Monday, March 9, 2009
It's all horrible news, but so are all the other job losses that are happening in other industries. I have been doing a lot of thinking lately about my job and about music in general. Specifically, why music is important and why arts organizations are vital to the community. Concerts are meant to be entertaining, but I would venture to say that there is more to music than just a nice way to spend an evening.
The ability to recognize, appreciate, and create beauty is one of the things that makes us human. In our culture we mark important life-changing occasions, such as weddings and funerals with music. We sing “Happy Birthday” to our friends and lullabies to babies. Music provokes a powerful emotional response. The first performance of Stravinsky's Rite of Spring incited a riot. As I mentioned in a previous post, Brahms Second Symphony is meaningful to me and always makes me happy, not necessarily because of the music itself (although I do like it) but because of my memories surrounding the first time I played it. Similarly, Barber's Adagio for Strings reminds me of a difficult time in my life and makes me incredibly sad. Many people have a particular song that will transport them back to college, or a piece that reminds them of their first love.
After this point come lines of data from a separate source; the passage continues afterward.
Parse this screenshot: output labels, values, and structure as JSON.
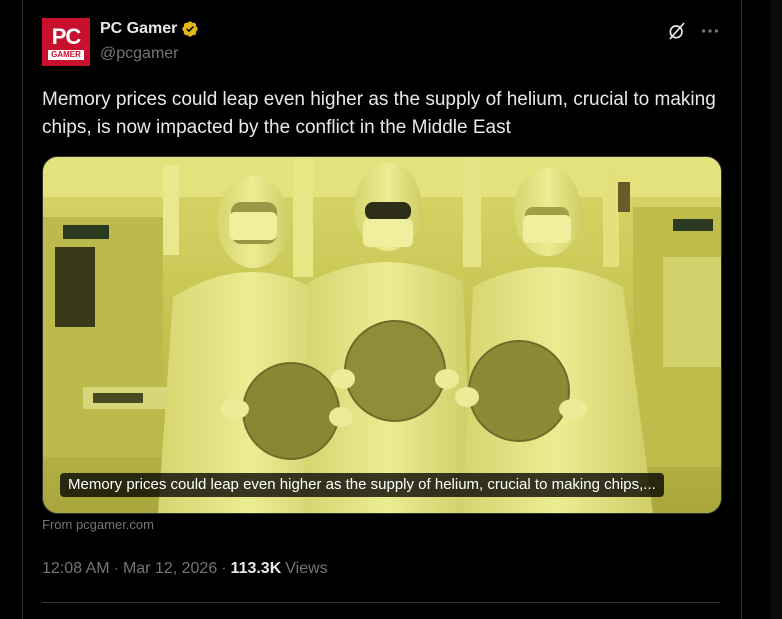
{
  "author": {
    "display_name": "PC Gamer",
    "handle": "@pcgamer",
    "avatar_text_top": "PC",
    "avatar_text_bottom": "GAMER",
    "verified_color": "#e2b719",
    "avatar_color": "#c8102e"
  },
  "actions": {
    "grok_icon": "grok-icon",
    "more_icon": "more-horizontal-icon"
  },
  "tweet": {
    "text": "Memory prices could leap even higher as the supply of helium, crucial to making chips, is now impacted by the conflict in the Middle East"
  },
  "card": {
    "caption": "Memory prices could leap even higher as the supply of helium, crucial to making chips,...",
    "source": "From pcgamer.com",
    "tint_color": "#c8c752"
  },
  "meta": {
    "time": "12:08 AM",
    "sep1": "·",
    "date": "Mar 12, 2026",
    "sep2": "·",
    "views_count": "113.3K",
    "views_label": "Views"
  }
}
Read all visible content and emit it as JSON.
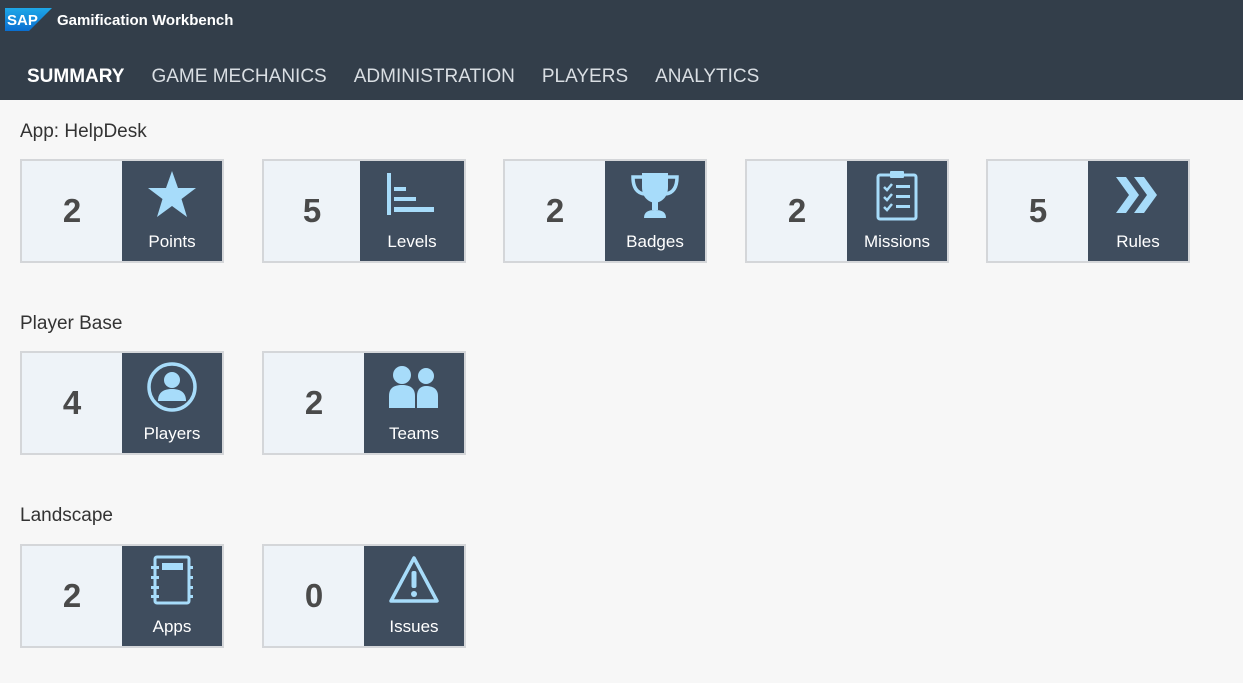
{
  "shell": {
    "logo_text": "SAP",
    "app_title": "Gamification Workbench"
  },
  "nav": {
    "tabs": [
      {
        "label": "SUMMARY",
        "active": true
      },
      {
        "label": "GAME MECHANICS",
        "active": false
      },
      {
        "label": "ADMINISTRATION",
        "active": false
      },
      {
        "label": "PLAYERS",
        "active": false
      },
      {
        "label": "ANALYTICS",
        "active": false
      }
    ]
  },
  "sections": [
    {
      "title": "App: HelpDesk",
      "tiles": [
        {
          "count": "2",
          "label": "Points",
          "icon": "star-icon"
        },
        {
          "count": "5",
          "label": "Levels",
          "icon": "levels-icon"
        },
        {
          "count": "2",
          "label": "Badges",
          "icon": "trophy-icon"
        },
        {
          "count": "2",
          "label": "Missions",
          "icon": "clipboard-checklist-icon"
        },
        {
          "count": "5",
          "label": "Rules",
          "icon": "double-chevron-icon"
        }
      ]
    },
    {
      "title": "Player Base",
      "tiles": [
        {
          "count": "4",
          "label": "Players",
          "icon": "person-circle-icon"
        },
        {
          "count": "2",
          "label": "Teams",
          "icon": "group-icon"
        }
      ]
    },
    {
      "title": "Landscape",
      "tiles": [
        {
          "count": "2",
          "label": "Apps",
          "icon": "notebook-icon"
        },
        {
          "count": "0",
          "label": "Issues",
          "icon": "warning-triangle-icon"
        }
      ]
    }
  ],
  "colors": {
    "shell_bg": "#333e4a",
    "tile_panel": "#3f4d5e",
    "tile_count_bg": "#eef3f8",
    "icon_color": "#a7dcfa",
    "page_bg": "#f7f7f7"
  }
}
So, specifically, what does all this have to do with symphony orchestras and opera companies? Well, I'm going out on a limb to suggest that music is actually more important in difficult times than in profitable times. German poet and author Berthold Auerbach said that, “Music washes away from the soul the dust of everyday life.” These are dusty times.
I am not qualified to comment on the financial status of the Knoxville Symphony or the Knoxville Opera, so I won't. I will venture to say, though, that Newton's first law of motion applies: keeping any arts organization afloat is difficult in this economy, but it is far easier than having to start over once the doors have been closed and the lights darkened.